A periplasmic, alpha-type carbonic anhydrase from Rhodopseudomonas palustris is essential for bicarbonate uptake.
Microbiology 146: 2957-2966. 2000.
L.G. Puskas, M. Inui, K. Zahn and H. Yukawa.
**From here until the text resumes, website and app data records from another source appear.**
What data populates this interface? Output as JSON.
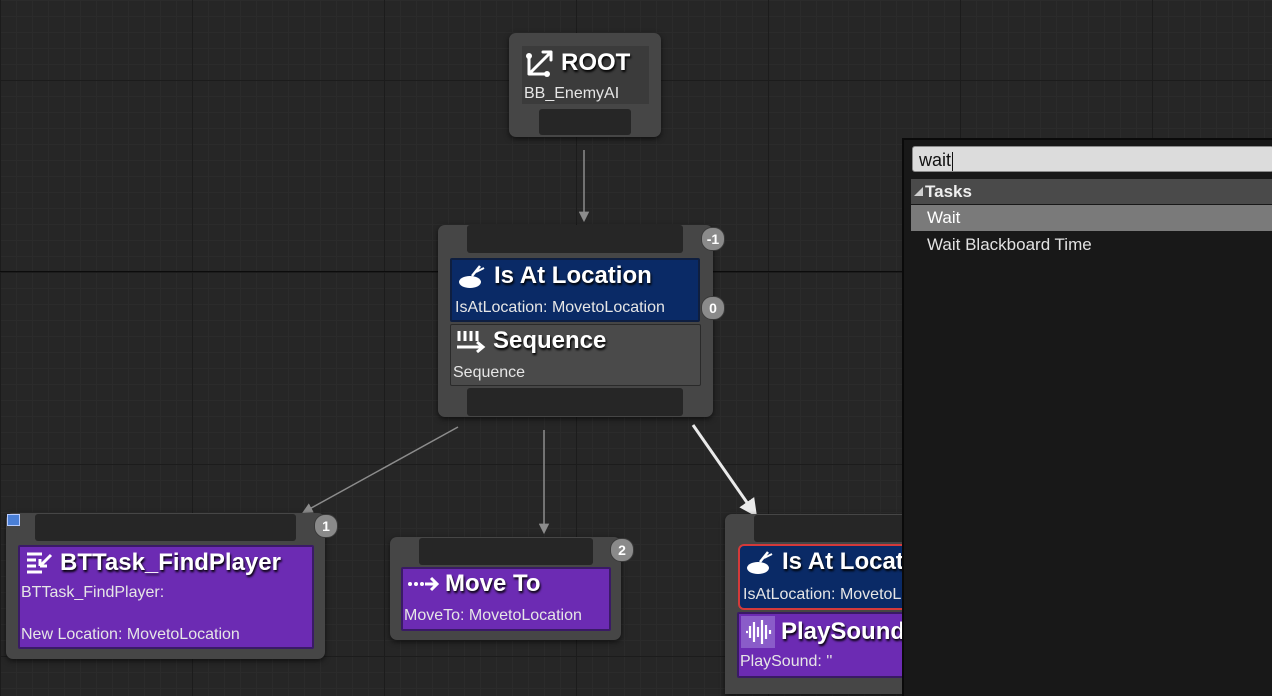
{
  "root_node": {
    "title": "ROOT",
    "subtitle": "BB_EnemyAI",
    "icon": "root-branch-icon"
  },
  "sequence_node": {
    "index": "-1",
    "decorator": {
      "title": "Is At Location",
      "subtitle": "IsAtLocation: MovetoLocation",
      "index": "0",
      "icon": "is-at-location-icon"
    },
    "composite": {
      "title": "Sequence",
      "subtitle": "Sequence",
      "icon": "sequence-icon"
    }
  },
  "find_player_node": {
    "index": "1",
    "title": "BTTask_FindPlayer",
    "subtitle": "BTTask_FindPlayer:",
    "detail": "New Location: MovetoLocation",
    "icon": "blueprint-task-icon"
  },
  "move_to_node": {
    "index": "2",
    "title": "Move To",
    "subtitle": "MoveTo: MovetoLocation",
    "icon": "move-to-icon"
  },
  "right_node": {
    "decorator": {
      "title": "Is At Location",
      "subtitle": "IsAtLocation: MovetoLocation",
      "icon": "is-at-location-icon"
    },
    "task": {
      "title": "PlaySound",
      "subtitle": "PlaySound: ''",
      "icon": "sound-wave-icon"
    }
  },
  "search_panel": {
    "query": "wait",
    "category": "Tasks",
    "items": [
      {
        "label": "Wait",
        "selected": true
      },
      {
        "label": "Wait Blackboard Time",
        "selected": false
      }
    ]
  },
  "colors": {
    "graph_background": "#262626",
    "decorator": "#0a2a66",
    "task": "#6c2bb3",
    "node_body": "#464646",
    "highlight": "#d43a3a"
  }
}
Intact cells of the purple non-sulfur bacterium Rhodopseudomonas palustris growing anaerobically, but not aerobically, contain carbonic anhydrase (CA) activity. The native enzyme was purified >2000-fold to apparent homogeneity and found to be a dimer with an estimated molecular mass of 54 kDa and a subunit molecular mass of 27 kDa. The CA gene (acaP) was cloned and its sequence revealed that it was homologous to alpha-type Cas. The upstream region of acaP was fused to the lacZ gene and beta-galactosidase activity was measured under different growth conditions. Acetazolamide inhibited purified CA with an IC(50) in the range of 10(-8) M, and in the culture media concentrations as low as 30 microM inhibited phototrophic growth under anaerobic, light conditions when bicarbonate was used. An acaP::KAN(r) mutant strain was constructed by insertion of a kanamycin-resistance cassette and showed a growth pattern similar to wild-type cells grown in the presence of CA inhibitor. CO(2) gas supplied as an inorganic carbon source reversed the effect of mutation or acetazolamide. CA activity measurements, fusion and Western blot experiments confirmed that CA is expressed under different anaerobic conditions independently of bicarbonate or CO(2) and that there is no expression under aerobic conditions.